_WORK TO COMPLETE_
Examine each line of the data. Copy the line if it includes the word "Координаты".

_PROVIDED RECORDS_
+-------+

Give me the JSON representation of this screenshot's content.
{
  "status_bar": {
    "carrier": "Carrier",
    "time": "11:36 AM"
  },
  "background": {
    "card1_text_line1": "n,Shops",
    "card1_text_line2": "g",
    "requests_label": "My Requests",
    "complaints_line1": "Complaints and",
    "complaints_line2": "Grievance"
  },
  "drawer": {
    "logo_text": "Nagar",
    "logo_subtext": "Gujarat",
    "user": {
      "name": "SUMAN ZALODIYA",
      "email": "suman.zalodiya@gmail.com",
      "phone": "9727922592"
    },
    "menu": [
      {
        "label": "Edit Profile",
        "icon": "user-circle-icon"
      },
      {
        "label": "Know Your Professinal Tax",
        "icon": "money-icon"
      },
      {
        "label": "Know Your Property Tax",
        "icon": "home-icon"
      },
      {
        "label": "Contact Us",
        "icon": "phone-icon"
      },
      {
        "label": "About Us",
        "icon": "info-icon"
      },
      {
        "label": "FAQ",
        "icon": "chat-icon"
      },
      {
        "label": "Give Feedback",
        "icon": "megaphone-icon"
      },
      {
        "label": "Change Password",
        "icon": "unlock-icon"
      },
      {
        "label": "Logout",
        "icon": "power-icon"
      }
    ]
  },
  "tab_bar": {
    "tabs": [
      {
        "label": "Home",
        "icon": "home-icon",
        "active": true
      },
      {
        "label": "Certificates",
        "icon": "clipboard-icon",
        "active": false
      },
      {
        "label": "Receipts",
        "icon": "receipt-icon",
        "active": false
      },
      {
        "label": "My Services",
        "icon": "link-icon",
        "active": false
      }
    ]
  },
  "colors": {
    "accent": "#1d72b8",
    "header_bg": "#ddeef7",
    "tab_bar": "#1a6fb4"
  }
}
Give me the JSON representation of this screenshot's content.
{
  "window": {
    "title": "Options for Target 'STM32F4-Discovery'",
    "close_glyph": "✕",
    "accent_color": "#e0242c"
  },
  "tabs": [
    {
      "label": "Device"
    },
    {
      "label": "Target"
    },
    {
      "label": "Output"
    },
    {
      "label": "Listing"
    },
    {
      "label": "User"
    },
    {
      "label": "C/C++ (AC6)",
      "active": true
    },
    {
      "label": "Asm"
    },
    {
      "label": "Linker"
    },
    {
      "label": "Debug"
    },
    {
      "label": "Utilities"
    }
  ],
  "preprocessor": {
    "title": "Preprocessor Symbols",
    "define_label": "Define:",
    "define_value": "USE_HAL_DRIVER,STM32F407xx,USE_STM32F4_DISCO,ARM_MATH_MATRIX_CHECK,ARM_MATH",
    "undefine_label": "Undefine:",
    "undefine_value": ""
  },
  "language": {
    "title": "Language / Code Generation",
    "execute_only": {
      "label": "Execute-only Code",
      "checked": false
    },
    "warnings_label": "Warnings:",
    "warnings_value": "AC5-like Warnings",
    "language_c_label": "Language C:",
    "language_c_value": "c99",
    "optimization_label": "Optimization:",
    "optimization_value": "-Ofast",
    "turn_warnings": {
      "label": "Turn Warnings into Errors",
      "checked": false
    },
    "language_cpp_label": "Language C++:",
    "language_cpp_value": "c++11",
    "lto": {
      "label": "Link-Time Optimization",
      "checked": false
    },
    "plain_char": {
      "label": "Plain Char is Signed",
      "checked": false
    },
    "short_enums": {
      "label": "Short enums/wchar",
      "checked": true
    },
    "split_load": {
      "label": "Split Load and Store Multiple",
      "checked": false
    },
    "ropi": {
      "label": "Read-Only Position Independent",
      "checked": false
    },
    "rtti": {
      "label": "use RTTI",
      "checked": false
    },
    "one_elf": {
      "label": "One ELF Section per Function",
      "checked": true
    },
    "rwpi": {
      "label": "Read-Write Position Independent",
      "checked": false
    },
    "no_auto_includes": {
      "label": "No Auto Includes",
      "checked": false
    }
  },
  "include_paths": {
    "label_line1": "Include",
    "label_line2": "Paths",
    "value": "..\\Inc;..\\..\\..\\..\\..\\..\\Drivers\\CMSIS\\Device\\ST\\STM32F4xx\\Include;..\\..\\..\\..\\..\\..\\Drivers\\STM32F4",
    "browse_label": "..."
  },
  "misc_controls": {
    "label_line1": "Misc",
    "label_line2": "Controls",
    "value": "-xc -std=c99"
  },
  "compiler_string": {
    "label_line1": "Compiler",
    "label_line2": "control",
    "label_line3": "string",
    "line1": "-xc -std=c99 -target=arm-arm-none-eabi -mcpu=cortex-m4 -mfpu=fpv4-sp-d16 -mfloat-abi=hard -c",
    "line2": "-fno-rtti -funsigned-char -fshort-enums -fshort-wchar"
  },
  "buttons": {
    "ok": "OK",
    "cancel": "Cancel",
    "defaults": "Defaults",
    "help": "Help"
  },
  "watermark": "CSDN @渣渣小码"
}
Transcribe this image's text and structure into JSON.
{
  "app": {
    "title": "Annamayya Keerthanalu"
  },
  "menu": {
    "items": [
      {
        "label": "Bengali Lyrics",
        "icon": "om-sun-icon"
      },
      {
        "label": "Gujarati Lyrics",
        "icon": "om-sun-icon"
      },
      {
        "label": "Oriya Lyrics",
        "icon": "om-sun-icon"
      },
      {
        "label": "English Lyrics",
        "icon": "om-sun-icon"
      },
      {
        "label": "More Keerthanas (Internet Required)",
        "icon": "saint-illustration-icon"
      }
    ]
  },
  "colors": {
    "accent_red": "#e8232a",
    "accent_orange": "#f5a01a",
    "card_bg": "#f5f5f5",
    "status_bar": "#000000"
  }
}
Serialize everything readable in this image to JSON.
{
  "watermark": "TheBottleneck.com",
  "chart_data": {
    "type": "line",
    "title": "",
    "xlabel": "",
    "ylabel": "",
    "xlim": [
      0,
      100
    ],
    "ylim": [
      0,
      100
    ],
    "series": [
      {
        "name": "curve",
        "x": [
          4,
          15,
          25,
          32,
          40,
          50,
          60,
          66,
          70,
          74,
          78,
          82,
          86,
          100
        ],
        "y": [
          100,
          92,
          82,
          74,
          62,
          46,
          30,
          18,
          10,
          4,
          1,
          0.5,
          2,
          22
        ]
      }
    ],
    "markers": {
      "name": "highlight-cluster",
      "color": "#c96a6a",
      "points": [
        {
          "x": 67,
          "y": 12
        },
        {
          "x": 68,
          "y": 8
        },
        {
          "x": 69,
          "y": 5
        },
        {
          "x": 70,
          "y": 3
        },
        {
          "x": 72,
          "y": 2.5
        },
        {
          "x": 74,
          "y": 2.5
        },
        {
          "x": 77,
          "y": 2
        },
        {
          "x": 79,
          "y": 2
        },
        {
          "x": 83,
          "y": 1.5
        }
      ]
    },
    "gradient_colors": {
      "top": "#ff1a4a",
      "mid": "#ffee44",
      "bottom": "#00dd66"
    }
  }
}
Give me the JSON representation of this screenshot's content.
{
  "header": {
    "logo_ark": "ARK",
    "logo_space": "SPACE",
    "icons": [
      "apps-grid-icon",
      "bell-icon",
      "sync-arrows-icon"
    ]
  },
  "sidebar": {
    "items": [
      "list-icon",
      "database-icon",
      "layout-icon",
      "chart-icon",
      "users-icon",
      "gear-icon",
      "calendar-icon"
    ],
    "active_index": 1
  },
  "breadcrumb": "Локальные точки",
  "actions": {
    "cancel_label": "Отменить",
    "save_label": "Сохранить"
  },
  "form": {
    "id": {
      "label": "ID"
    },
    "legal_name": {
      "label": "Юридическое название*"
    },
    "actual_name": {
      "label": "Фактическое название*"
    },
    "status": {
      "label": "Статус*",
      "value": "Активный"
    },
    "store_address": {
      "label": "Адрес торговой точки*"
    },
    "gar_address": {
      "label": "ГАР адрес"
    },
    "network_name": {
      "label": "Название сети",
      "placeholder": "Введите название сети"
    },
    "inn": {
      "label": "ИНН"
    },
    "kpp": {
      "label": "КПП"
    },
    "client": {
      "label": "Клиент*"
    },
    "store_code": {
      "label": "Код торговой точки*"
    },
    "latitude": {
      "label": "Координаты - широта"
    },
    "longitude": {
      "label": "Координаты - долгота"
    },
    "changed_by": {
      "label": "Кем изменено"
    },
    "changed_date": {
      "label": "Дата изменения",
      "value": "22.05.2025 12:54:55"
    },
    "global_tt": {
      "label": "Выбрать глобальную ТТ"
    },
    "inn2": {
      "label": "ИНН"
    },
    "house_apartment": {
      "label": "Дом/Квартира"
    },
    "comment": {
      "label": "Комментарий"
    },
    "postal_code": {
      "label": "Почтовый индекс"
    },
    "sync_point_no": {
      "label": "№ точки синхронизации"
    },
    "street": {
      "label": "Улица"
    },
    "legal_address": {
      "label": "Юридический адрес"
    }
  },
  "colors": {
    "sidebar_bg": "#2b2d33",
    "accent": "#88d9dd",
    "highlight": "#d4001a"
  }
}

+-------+

_SOLVED EXERCISE_
      "label": "Координаты - широта"
      "label": "Координаты - долгота"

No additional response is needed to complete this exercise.